So now you know there are a few things to address in your package -- the main one being the number of hours.  This is the best way to offer the couple variety.  Keep it SIMPLE.  You don't have to add prints, albums, or coffee mugs.  This is your first wedding and I'm pretty sure the couple is mostly interested in your images.  They want to hire you for their wedding day.  As your business grows and you begin to develop your style, you might realize that prints and albums are significant to your brand.  You can add them at that point or offer them a la carte.

Package A:
___ Hours of Coverage
A disc with fully edited images of the wedding day

Package B
_(more)_ Hours of Coverage
A disc with fully edited images of the wedding day
5 - 8x10 prints

** will you be bringing an assistant?  Include that in the packages **

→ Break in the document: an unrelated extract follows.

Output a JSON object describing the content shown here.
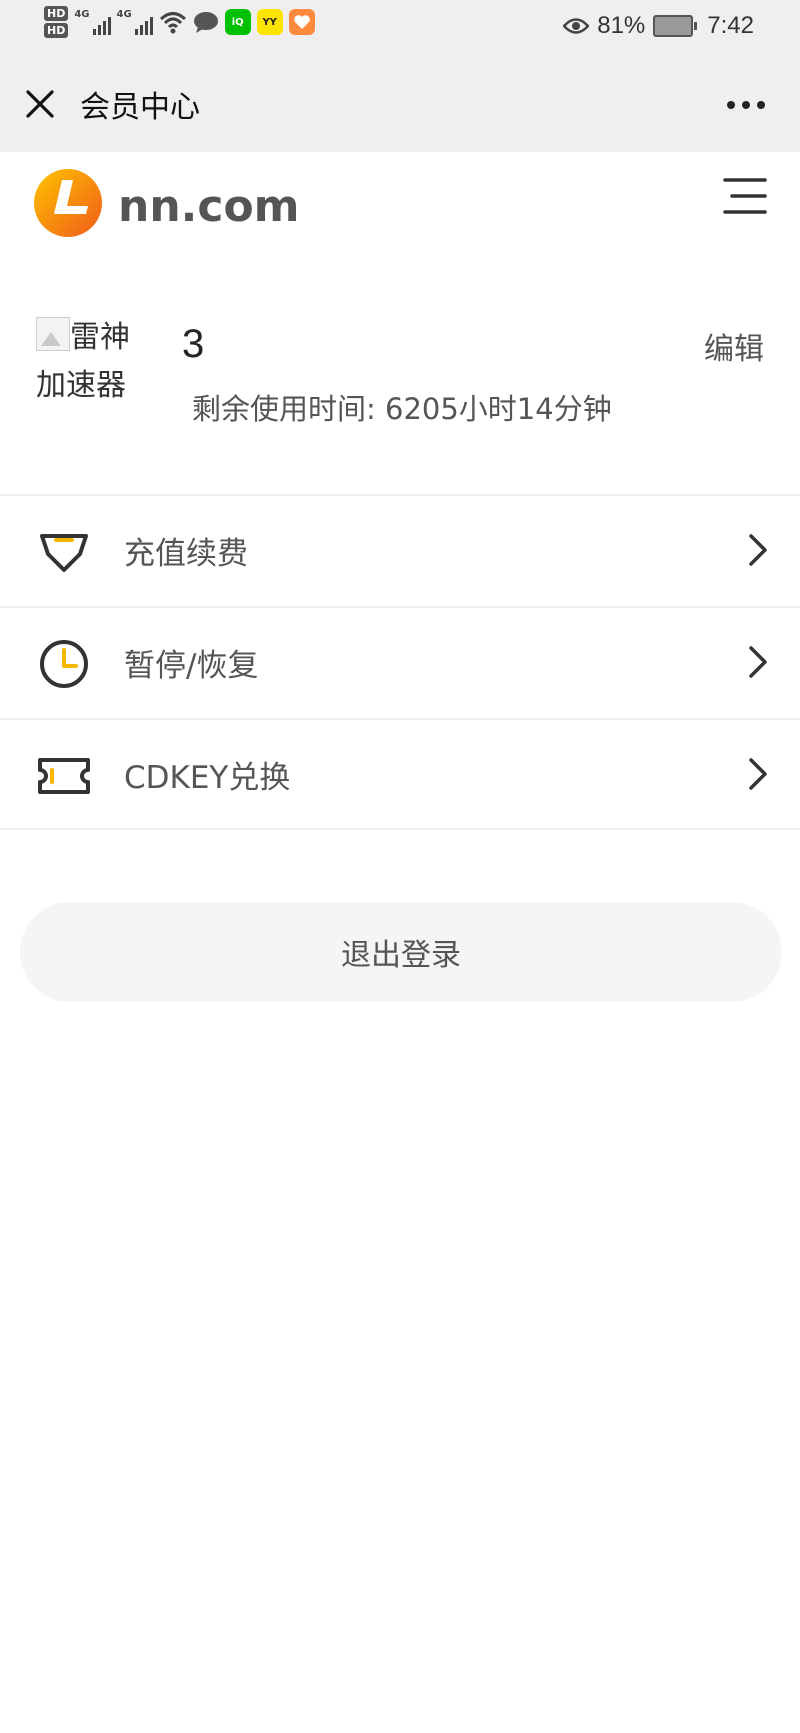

I cannot stress this enough.  There is a huge difference between attending a wedding and orchestrating it as a photographer.  If you are charging the couple for your first wedding, at least give yourself (and the couple) the peace of mind that you have been through this once.  Offer your services as a second or third photographer for free to another wedding photographer.


This involves asking the couple questions about the venue, if there is anything you should know about details at the wedding (heirloom items), if flash is allowed, etc.  Visit the venue before hand with the couple if possible.  Start planning where you are going to take the family formals, the bridal party photos, and how much available light there is inside of the room they are getting ready.  Ask where the ceremony is taking place and where the bride and groom are entering.  Get to know the maid of honor -- she can help you with questions on the day-of if the bride is unavailable or stressed.


They asked you to be a part of this incredible day.  Yes, that's just as scary as it is exciting, but you can absolutely do this if you are prepared.  Most importantly, have a vision of what your photos will look like.  Ask the couple about their vision.  Remember you want to tell their story.  And I know you can tell it beautifully :)

Even as a beginner, I have always loved photographing and styling details.  To my benefit, I was engaged and reading wedding blogs everyday so I already had visions of what wedding photos should look like.  I remember for my first wedding I grabbed her shoes, bouquet, and ring and went outside on the porch.  There was no good light inside the house (plus it was raining!) so I placed her shoes on top of a vintage rug that was on the porch and got on the ground to shoot them.  Then I took a vase, turned it upside down, sprinkled petals on top and took my ring shot.  I was working this wedding like a $2,000 wedding because I knew I wanted to eventually be working for that budget.  I wanted to surpass their expectations and make them feel like they paid so much more.  And though my photos weren't $2,000 photos -- I pushed to do my best because I knew one day I would get there.

So congratulations on getting your first wedding booked! :)  Charge all of your equipment the night before, pack some snacks, and remember that you are representing your business -- a potential client may have their eye on you for your next wedding ;)